Keep the bait in the water.

That's the motto for Josh Glenn and Kade Sharp, both members of the Grove High School Fishing Team.

The motto worked for the pair this past weekend as they not only reeled in a first place finish in the Oklahoma Bass Nation team trail, but also a fourth place finish in the state's high school championships.

The consecutive wins, on Saturday and Sunday at Lake Texoma, propelled the team into a spot in the national championship set for July 31 to August 4 on Lake Kentucky on the Kentucky/Tennessee border.

Glenn, 15, is the son of Roger and Denise Glenn of Grove. Sharp, 16, is the son of James and Toni Sharp of Grove.

"I was shocked," Glenn said. "I really wanted to go to nationals as a freshman, but I never thought we'd make it.

"This is a dream come true."

Sharp agreed.

"I was shocked when they called our names," he said. "We weren't expecting it at all."

Saturday's first place finish came against 118 teams from across the Oklahoma Bass Nation Team Trail competition.

Glenn said when the pair won Saturday's fifth and final team trail event, he was "shaking."

"It was unbelievable," Glenn said. "I give all the glory to God. We couldn't have done it without God on our side."

It was the first time the pair won first during an event. They brought home the win with a 19.5 pound, five-bass limit catch.

Conditions on Saturday on Lake Texoma included high winds, choppy waters and a few showers.

On Sunday, the pair advanced to compete against 63 of the top teams in the state.

Sunday's conditions included a few sprinkles, windy, and overcast at the beginning, clearing off to the mid 70s by the afternoon.

On Sunday, the pair brought in a 14.37 pound five-bass bag. The motto "keep it in the water" paid off, as the pair brought in two of their biggest bass of the day in the final 20 minutes of the tournament.

"Never give up," Glenn said. "There's a lot of times you just doubt yourself, and think you can never do it and you keep putting yourself down.

"But you have to pick yourself up and keep on trying."

Sharp said its important for the pair to have PMS - a Positive Mental Attitude.

"You just have to stay positive and keep your head up all the time," Sharp said. "You can't get down on yourself."

The pair used a shaky head with z craw, and a wacky rig white Senko with a PB&J Ned rig to land their prize winning catches.

How it all began

Both began fishing at an early age.

Glenn said fishing has always been his passion.
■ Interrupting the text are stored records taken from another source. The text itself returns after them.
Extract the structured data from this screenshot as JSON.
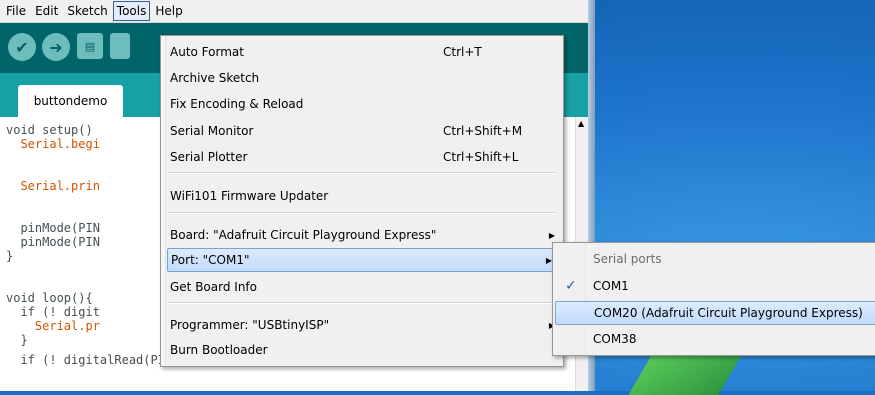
{
  "menubar": {
    "items": [
      "File",
      "Edit",
      "Sketch",
      "Tools",
      "Help"
    ],
    "active": "Tools"
  },
  "tab": {
    "label": "buttondemo"
  },
  "code": {
    "lines": [
      "void setup()",
      "  Serial.begi",
      "",
      "  Serial.prin",
      "",
      "  pinMode(PIN",
      "  pinMode(PIN",
      "}",
      "",
      "void loop(){",
      "  if (! digit",
      "    Serial.pr",
      "  }",
      "  if (! digitalRead(PIN_BUTTON_B)) {"
    ]
  },
  "tools_menu": {
    "items": [
      {
        "label": "Auto Format",
        "shortcut": "Ctrl+T"
      },
      {
        "label": "Archive Sketch",
        "shortcut": ""
      },
      {
        "label": "Fix Encoding & Reload",
        "shortcut": ""
      },
      {
        "label": "Serial Monitor",
        "shortcut": "Ctrl+Shift+M"
      },
      {
        "label": "Serial Plotter",
        "shortcut": "Ctrl+Shift+L"
      },
      {
        "label": "WiFi101 Firmware Updater",
        "shortcut": ""
      },
      {
        "label": "Board: \"Adafruit Circuit Playground Express\"",
        "shortcut": ""
      },
      {
        "label": "Port: \"COM1\"",
        "shortcut": ""
      },
      {
        "label": "Get Board Info",
        "shortcut": ""
      },
      {
        "label": "Programmer: \"USBtinyISP\"",
        "shortcut": ""
      },
      {
        "label": "Burn Bootloader",
        "shortcut": ""
      }
    ]
  },
  "port_submenu": {
    "header": "Serial ports",
    "items": [
      {
        "label": "COM1",
        "checked": true
      },
      {
        "label": "COM20 (Adafruit Circuit Playground Express)",
        "checked": false
      },
      {
        "label": "COM38",
        "checked": false
      }
    ],
    "check_glyph": "✓"
  },
  "colors": {
    "toolbar": "#006468",
    "tabstrip": "#17a1a5",
    "highlight": "#c1dbfc",
    "desktop": "#1d74c9"
  }
}
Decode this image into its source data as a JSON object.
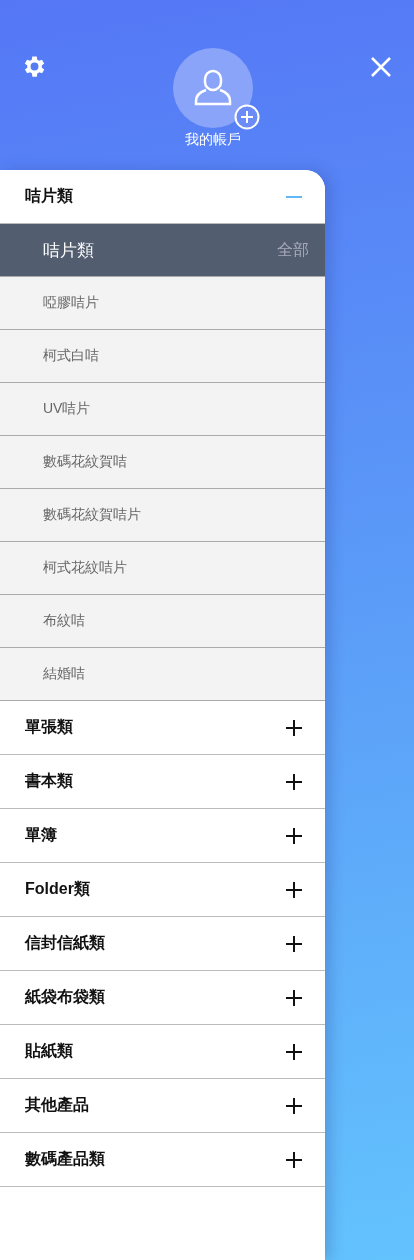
{
  "header": {
    "account_label": "我的帳戶"
  },
  "categories": [
    {
      "label": "咭片類",
      "expanded": true,
      "subheader": {
        "label": "咭片類",
        "all_label": "全部"
      },
      "children": [
        "啞膠咭片",
        "柯式白咭",
        "UV咭片",
        "數碼花紋賀咭",
        "數碼花紋賀咭片",
        "柯式花紋咭片",
        "布紋咭",
        "結婚咭"
      ]
    },
    {
      "label": "單張類",
      "expanded": false
    },
    {
      "label": "書本類",
      "expanded": false
    },
    {
      "label": "單簿",
      "expanded": false
    },
    {
      "label": "Folder類",
      "expanded": false
    },
    {
      "label": "信封信紙類",
      "expanded": false
    },
    {
      "label": "紙袋布袋類",
      "expanded": false
    },
    {
      "label": "貼紙類",
      "expanded": false
    },
    {
      "label": "其他產品",
      "expanded": false
    },
    {
      "label": "數碼產品類",
      "expanded": false
    }
  ]
}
He started out by fishing with his Zebco 33 with at his neighbor's pond, catching blue gill.

Sharp said he began fishing on the creek bank with his hook, worms and bobber.

Both signed up for the Grove High School Fishing Team. While Glenn had the boat, Sharp had the driver - his father James. So the rest became history as the pair decided to compete together.

In high school competition, the teams are required to have an adult driver. The driver can only pilot the boat. He/she cannot offer assistance of any kind.

James Sharp said he doesn't mind not fishing, since he can spend time with his son and Glenn.

James Sharp said he was excited to see the young men have a prize-winning weekend.

He is grateful for Southwinds Marina, Keller Williams: Marcie Hill, Longan Construction. Co., and Apex Title and Closing Services, for serving as the team's sponsors this year - which made it possible to offset the costs.

"I would like to see [the sport] grow and flourish," James Sharp said. "When you go to tournaments, you see people with bigger, nicer boats. But they don't all have that. You see some teams out there with small, aluminum boats, and they are fishing without all of the expensive gear.

"I would encourage every kid in the community who wants to fish, to reach out to the fishing team and get started."

Glenn credits his success in fishing to two things: research as well as fishing with older anglers such as Everett Eaton, Jim Eckhart and Jim Miller.

Sharp jokes success comes by spending a lot of time - and money - fishing on Grand Lake in all kinds of conditions.

"You just have to keep the lure in the water," Sharp said.